These responses are heartbreaking in their safety, their opacity, and their lack of vulnerability. Of course, I need all of those things from you. But learning isn’t an action. Listening doesn’t do anything to change the conditions that we live under. Belief doesn’t reach beyond your own internal life. Listening, learning and believing are all passive actions. Like offering thoughts and prayers after a mass shooting or natural disaster, listening and learning become ways to offer condolences without committing to the messy, crucial work of preventing tragedies before they come to pass.

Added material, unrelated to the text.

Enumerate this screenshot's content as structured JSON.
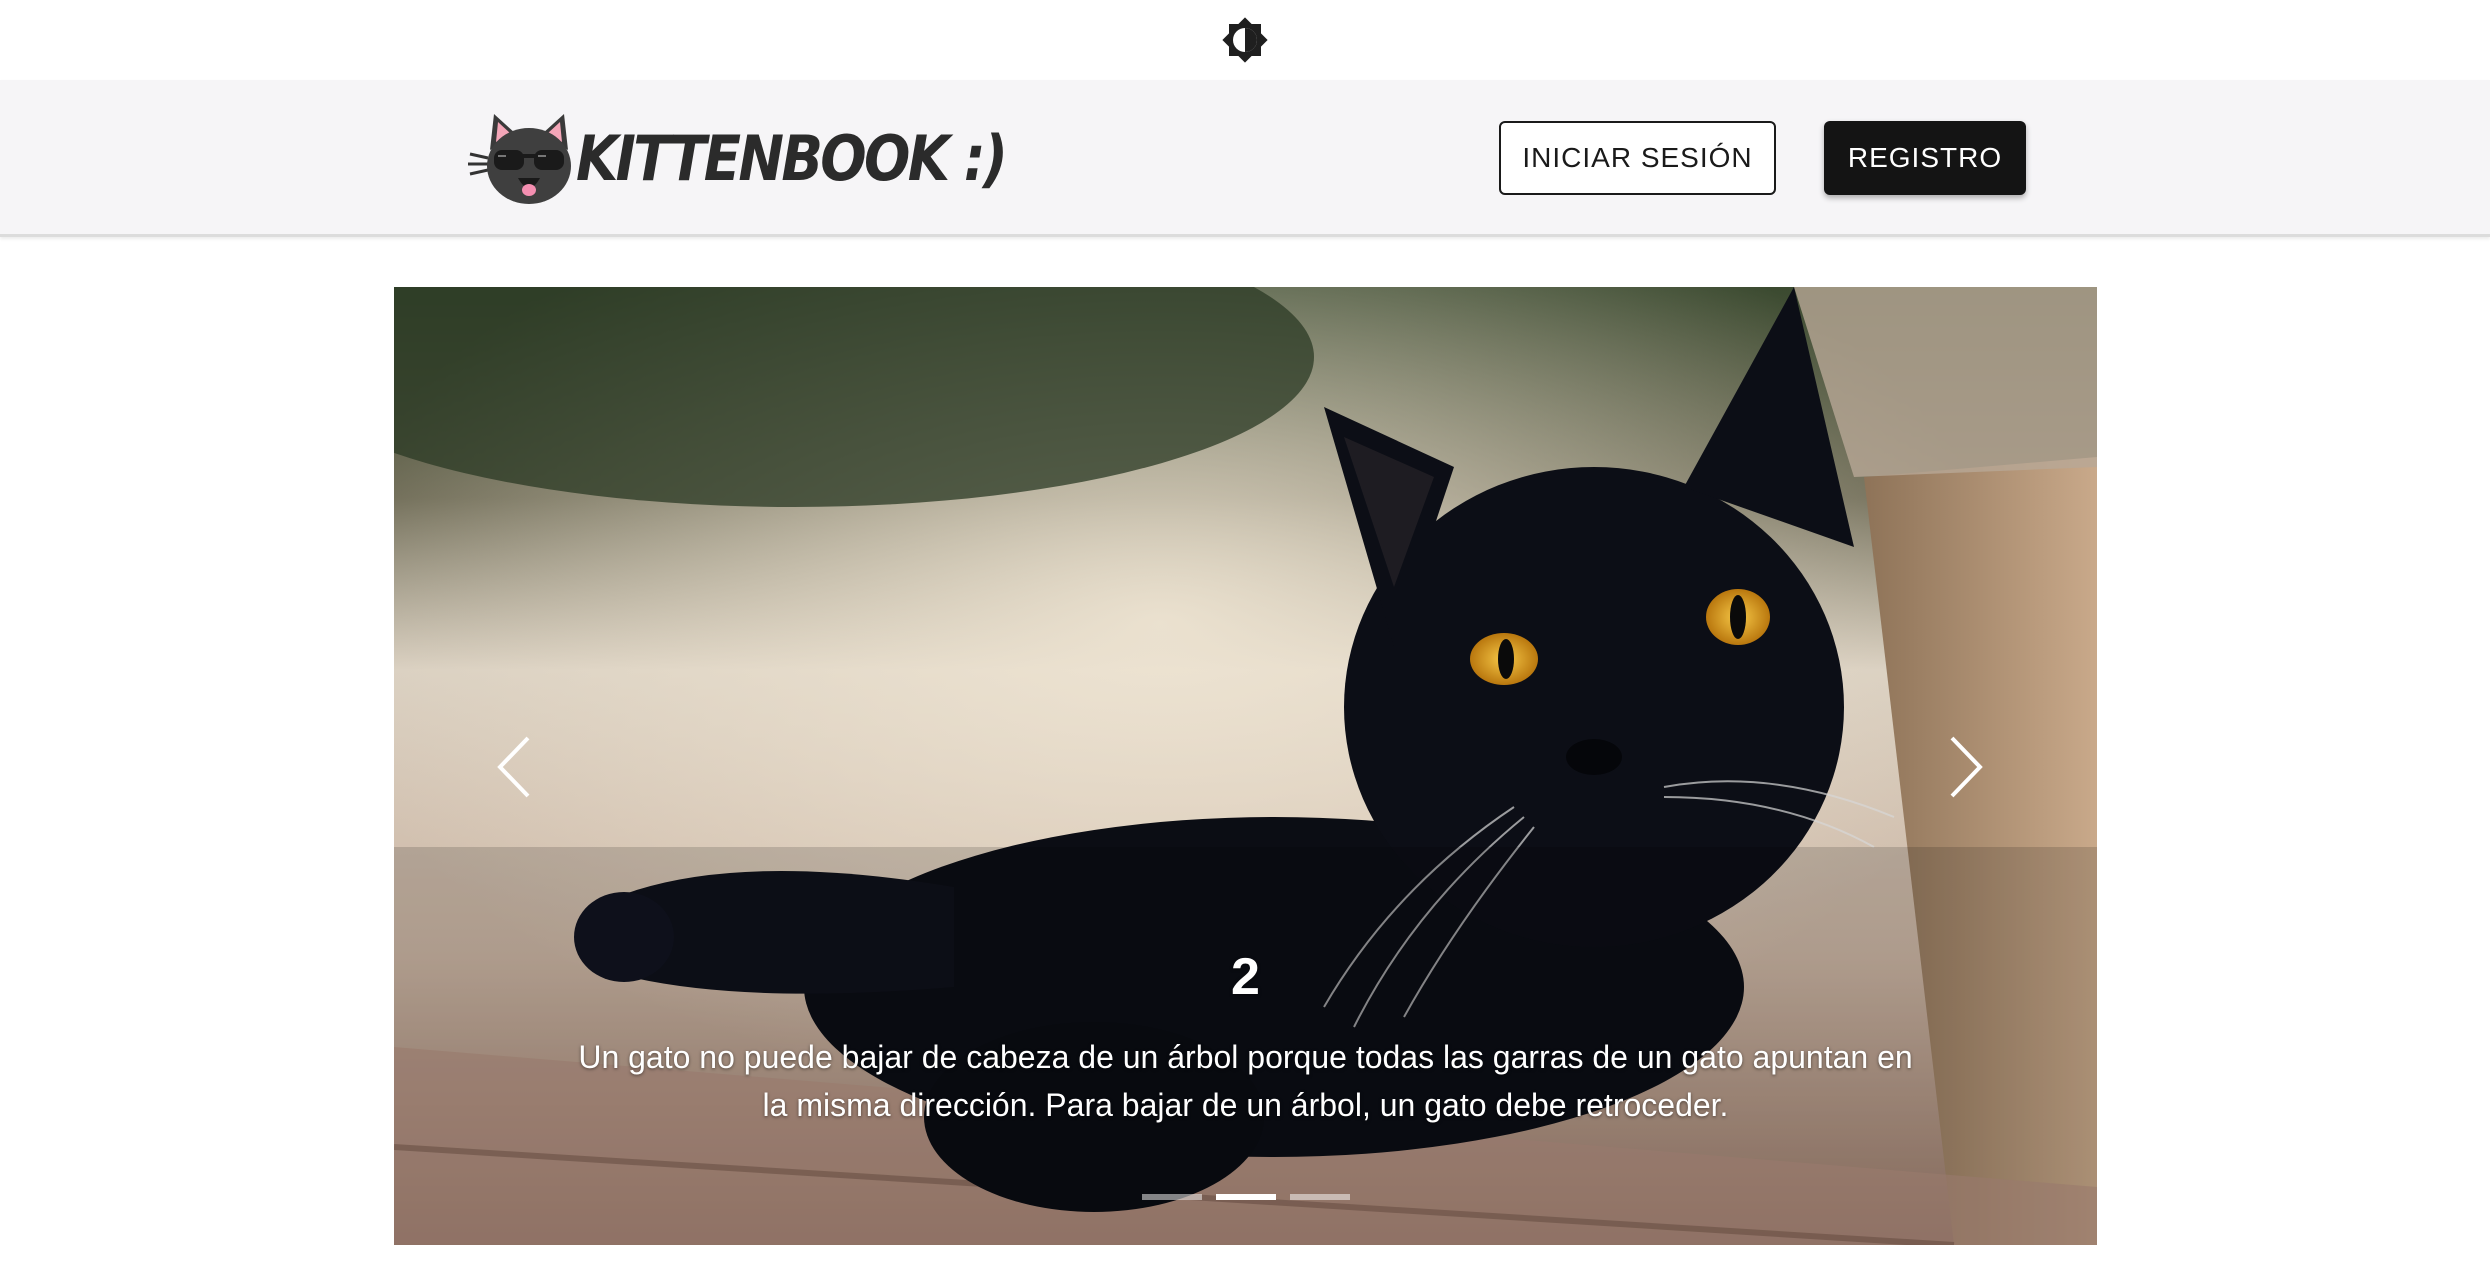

In large part, Michelle and I were able to have that discussion and walk away with our friendship intact precisely because we had over 25 years of trust already established. I know Michelle in a way that it takes over 25 years to know someone. I know her heart. And after more than 25 years of friendship, Michelle knows me well enough to understand the necessity of my righteous anger and militant approach to racial issues. She knows that although this approach might be off-putting to some, I need in order to process the real and painful emotions that naturally arise from the experiences I am witnessing and living through. In many ways, anger has become the core of my coping and survival techniques. As Audre Lorde wrote in her book of essays and speeches, Sister Outsider: “My response to racism is anger. . . It has served me as fire in the ice zone of uncomprehending eyes of white women who see in my experience and the experience of my people only new reasons for fear or guilt. . . My anger has meant pain to me but it has also meant survival, and before I give it up I’m going to be sure that there is something at least as powerful to replace it on the road to clarity.”